■ REQUIRED ACTION: Every line in the entries where "Philadelphia" is found should be copied.
--- START ---
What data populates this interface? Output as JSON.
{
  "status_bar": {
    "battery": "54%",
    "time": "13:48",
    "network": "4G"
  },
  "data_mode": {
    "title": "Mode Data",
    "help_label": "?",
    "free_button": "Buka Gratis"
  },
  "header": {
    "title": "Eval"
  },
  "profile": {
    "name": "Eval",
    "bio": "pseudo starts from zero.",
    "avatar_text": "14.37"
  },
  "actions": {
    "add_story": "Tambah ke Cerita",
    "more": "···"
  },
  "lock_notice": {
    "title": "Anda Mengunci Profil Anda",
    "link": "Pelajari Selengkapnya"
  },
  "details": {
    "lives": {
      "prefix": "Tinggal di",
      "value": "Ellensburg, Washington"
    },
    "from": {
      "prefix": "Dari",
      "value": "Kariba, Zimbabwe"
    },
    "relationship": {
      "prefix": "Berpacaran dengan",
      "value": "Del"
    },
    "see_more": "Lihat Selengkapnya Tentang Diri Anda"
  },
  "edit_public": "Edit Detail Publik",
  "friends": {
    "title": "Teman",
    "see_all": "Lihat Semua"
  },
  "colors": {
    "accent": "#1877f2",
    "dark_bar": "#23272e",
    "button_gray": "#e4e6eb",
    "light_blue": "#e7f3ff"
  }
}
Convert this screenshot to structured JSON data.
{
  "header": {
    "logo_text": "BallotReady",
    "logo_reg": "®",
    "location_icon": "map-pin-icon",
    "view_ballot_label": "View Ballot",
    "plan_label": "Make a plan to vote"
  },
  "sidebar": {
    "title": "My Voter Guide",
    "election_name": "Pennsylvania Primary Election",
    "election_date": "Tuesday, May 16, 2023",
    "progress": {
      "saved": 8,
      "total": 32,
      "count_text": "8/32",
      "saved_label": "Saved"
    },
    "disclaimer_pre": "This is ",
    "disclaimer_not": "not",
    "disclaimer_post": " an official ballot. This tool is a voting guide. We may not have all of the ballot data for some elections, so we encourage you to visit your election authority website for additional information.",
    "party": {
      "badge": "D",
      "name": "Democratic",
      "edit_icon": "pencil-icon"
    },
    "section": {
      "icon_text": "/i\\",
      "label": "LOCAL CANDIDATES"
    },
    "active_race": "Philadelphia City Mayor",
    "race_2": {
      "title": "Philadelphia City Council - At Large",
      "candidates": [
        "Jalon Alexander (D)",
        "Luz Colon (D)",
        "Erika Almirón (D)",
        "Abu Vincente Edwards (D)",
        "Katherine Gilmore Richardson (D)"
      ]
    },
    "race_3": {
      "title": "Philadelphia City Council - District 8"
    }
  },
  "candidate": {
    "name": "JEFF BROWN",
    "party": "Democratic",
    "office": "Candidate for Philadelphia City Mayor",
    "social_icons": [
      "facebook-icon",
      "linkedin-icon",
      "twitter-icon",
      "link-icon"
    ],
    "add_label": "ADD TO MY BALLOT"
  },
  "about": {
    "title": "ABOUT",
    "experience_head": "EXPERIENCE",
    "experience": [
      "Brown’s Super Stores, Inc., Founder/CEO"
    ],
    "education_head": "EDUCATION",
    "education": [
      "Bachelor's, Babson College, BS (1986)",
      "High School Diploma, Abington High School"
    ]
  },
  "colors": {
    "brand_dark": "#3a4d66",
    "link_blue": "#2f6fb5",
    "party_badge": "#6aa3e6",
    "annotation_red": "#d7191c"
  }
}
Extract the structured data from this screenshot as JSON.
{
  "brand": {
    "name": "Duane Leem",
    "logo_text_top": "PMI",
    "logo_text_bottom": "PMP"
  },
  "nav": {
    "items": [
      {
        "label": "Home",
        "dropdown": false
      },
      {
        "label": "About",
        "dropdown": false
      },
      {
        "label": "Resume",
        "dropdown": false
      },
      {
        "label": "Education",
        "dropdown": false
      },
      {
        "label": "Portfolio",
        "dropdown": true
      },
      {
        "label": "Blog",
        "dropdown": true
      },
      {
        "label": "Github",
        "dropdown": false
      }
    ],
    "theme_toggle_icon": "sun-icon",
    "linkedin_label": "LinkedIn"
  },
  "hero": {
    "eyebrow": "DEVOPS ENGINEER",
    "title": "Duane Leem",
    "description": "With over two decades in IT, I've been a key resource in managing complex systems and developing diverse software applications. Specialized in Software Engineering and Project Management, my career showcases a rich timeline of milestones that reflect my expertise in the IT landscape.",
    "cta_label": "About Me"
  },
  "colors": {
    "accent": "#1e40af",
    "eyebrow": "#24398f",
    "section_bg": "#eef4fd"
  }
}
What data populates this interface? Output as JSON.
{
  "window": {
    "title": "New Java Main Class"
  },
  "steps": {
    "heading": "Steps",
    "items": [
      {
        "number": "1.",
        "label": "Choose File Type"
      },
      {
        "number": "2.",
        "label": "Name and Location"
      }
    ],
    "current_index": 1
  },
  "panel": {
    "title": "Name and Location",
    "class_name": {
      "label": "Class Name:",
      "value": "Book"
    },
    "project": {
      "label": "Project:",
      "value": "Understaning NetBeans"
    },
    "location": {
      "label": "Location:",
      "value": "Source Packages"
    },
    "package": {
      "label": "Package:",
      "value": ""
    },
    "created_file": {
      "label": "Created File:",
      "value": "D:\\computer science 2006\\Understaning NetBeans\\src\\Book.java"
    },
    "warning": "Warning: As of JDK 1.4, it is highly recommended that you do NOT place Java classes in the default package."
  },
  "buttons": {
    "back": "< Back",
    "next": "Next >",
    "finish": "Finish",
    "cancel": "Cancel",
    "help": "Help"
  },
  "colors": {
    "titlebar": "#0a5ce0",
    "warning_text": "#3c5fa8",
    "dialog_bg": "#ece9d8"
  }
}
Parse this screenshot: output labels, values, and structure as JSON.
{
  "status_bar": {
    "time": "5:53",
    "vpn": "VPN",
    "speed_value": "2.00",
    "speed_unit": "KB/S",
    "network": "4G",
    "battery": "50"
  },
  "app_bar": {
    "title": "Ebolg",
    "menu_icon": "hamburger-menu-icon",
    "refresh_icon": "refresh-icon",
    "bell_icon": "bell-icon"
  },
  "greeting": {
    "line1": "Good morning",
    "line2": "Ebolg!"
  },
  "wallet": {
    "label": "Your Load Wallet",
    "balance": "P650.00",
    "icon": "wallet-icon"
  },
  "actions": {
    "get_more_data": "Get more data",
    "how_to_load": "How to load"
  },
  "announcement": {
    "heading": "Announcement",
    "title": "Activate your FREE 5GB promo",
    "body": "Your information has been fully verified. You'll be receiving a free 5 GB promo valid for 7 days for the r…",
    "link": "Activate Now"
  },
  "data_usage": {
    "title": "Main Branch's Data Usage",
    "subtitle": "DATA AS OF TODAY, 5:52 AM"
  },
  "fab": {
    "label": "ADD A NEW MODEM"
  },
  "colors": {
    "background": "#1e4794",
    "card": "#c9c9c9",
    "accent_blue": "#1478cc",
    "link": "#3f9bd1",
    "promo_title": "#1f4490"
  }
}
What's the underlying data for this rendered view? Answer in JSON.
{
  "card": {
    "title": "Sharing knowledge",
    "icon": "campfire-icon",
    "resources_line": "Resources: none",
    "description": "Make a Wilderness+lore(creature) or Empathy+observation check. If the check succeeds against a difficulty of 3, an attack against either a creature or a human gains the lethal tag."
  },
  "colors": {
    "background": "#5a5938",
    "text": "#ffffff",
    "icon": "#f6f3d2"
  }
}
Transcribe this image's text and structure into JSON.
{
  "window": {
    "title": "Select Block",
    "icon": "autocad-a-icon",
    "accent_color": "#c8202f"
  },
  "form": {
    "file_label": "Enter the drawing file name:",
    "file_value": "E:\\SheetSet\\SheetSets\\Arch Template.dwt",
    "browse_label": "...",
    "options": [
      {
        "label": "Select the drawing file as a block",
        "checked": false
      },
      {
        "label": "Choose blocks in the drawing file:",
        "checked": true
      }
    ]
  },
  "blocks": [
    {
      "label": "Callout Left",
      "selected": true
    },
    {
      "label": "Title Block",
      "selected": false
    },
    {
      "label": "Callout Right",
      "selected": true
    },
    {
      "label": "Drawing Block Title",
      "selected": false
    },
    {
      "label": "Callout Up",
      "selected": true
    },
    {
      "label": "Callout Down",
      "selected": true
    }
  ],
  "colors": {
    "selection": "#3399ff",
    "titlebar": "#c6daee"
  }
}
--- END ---
■ THE ANSWER:
    "active_race": "Philadelphia City Mayor",
      "title": "Philadelphia City Council - At Large",
      "title": "Philadelphia City Council - District 8"
    "office": "Candidate for Philadelphia City Mayor",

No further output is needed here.